### PROBLEM STATEMENT
Leaving out any pictures, print the entries that follow exactly as they stand.

### Dataset rows for apps and sites

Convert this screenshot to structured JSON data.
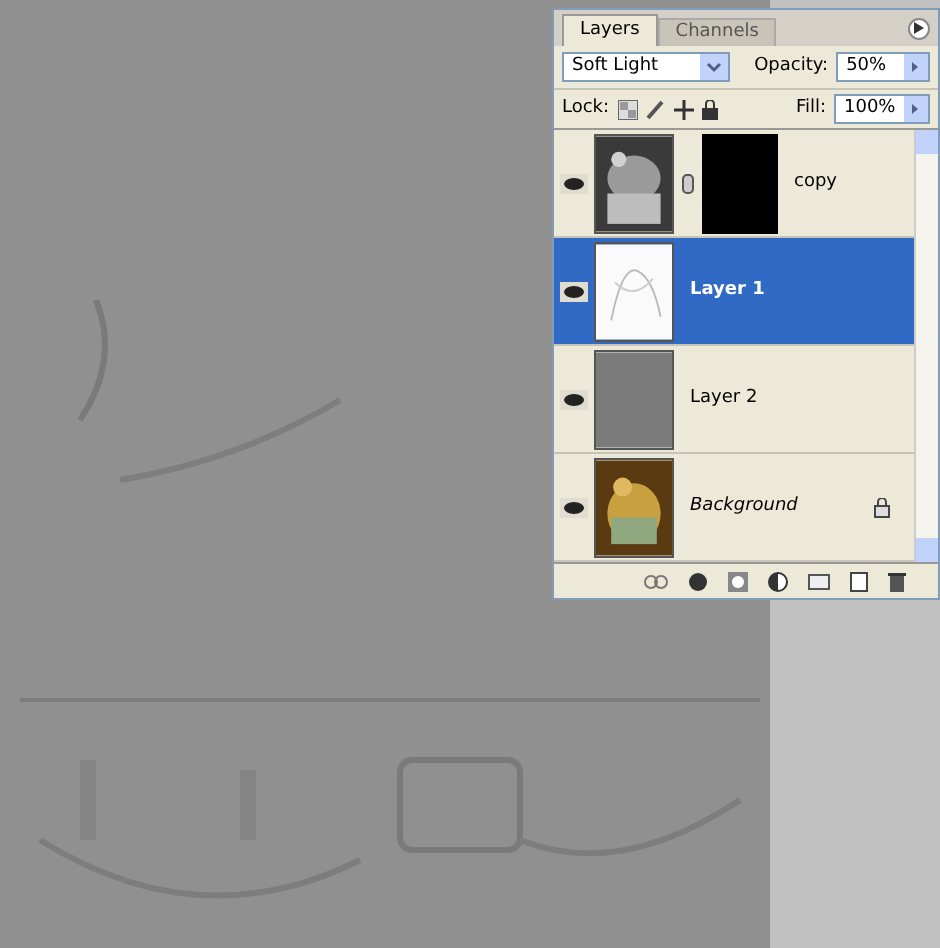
{
  "panel": {
    "tabs": [
      {
        "label": "Layers",
        "selected": true
      },
      {
        "label": "Channels",
        "selected": false
      }
    ],
    "blend_mode": "Soft Light",
    "opacity_label": "Opacity:",
    "opacity": "50%",
    "lock_label": "Lock:",
    "fill_label": "Fill:",
    "fill": "100%",
    "layers": [
      {
        "name": "copy",
        "visible": true,
        "selected": false,
        "locked": false,
        "has_mask": true,
        "kind": "photo-gray"
      },
      {
        "name": "Layer 1",
        "visible": true,
        "selected": true,
        "locked": false,
        "has_mask": false,
        "kind": "sketch"
      },
      {
        "name": "Layer 2",
        "visible": true,
        "selected": false,
        "locked": false,
        "has_mask": false,
        "kind": "gray"
      },
      {
        "name": "Background",
        "visible": true,
        "selected": false,
        "locked": true,
        "has_mask": false,
        "kind": "photo-color"
      }
    ]
  }
}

### TASK OUTPUT
Convert this screenshot to structured JSON data.
{
  "panel": {
    "tabs": [
      {
        "label": "Layers",
        "selected": true
      },
      {
        "label": "Channels",
        "selected": false
      }
    ],
    "blend_mode": "Soft Light",
    "opacity_label": "Opacity:",
    "opacity": "50%",
    "lock_label": "Lock:",
    "fill_label": "Fill:",
    "fill": "100%",
    "layers": [
      {
        "name": "copy",
        "visible": true,
        "selected": false,
        "locked": false,
        "has_mask": true,
        "kind": "photo-gray"
      },
      {
        "name": "Layer 1",
        "visible": true,
        "selected": true,
        "locked": false,
        "has_mask": false,
        "kind": "sketch"
      },
      {
        "name": "Layer 2",
        "visible": true,
        "selected": false,
        "locked": false,
        "has_mask": false,
        "kind": "gray"
      },
      {
        "name": "Background",
        "visible": true,
        "selected": false,
        "locked": true,
        "has_mask": false,
        "kind": "photo-color"
      }
    ]
  }
}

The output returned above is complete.